One of my favorite recent memories of my Pop B was a few summers ago. We sat quietly on the porch at the beach in Southern Shores. Just the two of us. He asked me about work. Trying to understand what I did, he listened and hummed and stared out in the ocean. Neither one of us said much, but didn’t need to. We were in our favorite place, a place that I’ve always loved because of him.
I always knew my Pop B was a special man. He was the doctor in a small town and growing up I remember thinking he was famous because everywhere we went, people seemed to know him. Maybe that's because it was a small town but I think it's more about the kind of man he was. The real impact that he had on that small town didn’t hit me until his death. The weekend of his funeral was spent busying ourselves around my grandparents’ home, in between meetings with visitors. Each one had a story of how my Pop B or “Dr. B” helped them. Many of them coming to tears when sharing their stories. We just listened. Took it in and said thank you.

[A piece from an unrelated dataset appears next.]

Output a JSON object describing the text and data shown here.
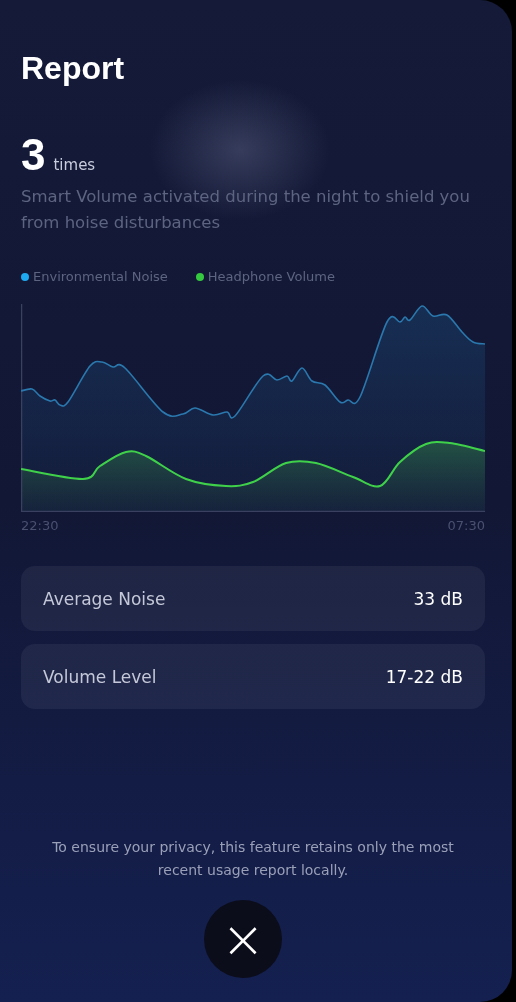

I’ve never been good at saying goodbye. When he was dying, I had the chance to fly down and see him in the hospital. But, I couldn’t make myself. My parents, brother, uncles, aunts and cousins saw him but I couldn’t go. Though I visited with my grandmother at the hospital, I wanted to forever remember my Pop B the way I’d always known him - sitting in his chair in my grand parents’ living room.
He wears his shiny loafers with dark socks to his calves, shorts that show the whitest legs you’ve ever seen. Wrapped around him is his favorite yellow sweater. He turns to the door as I enter and stands to say, “Hey Meredith!” We hug. That’s how I remember him. Not sick, not hurting. Just sitting in his chair, nodding in and out of sleep, happy to have his family around him. That’s my Pop B.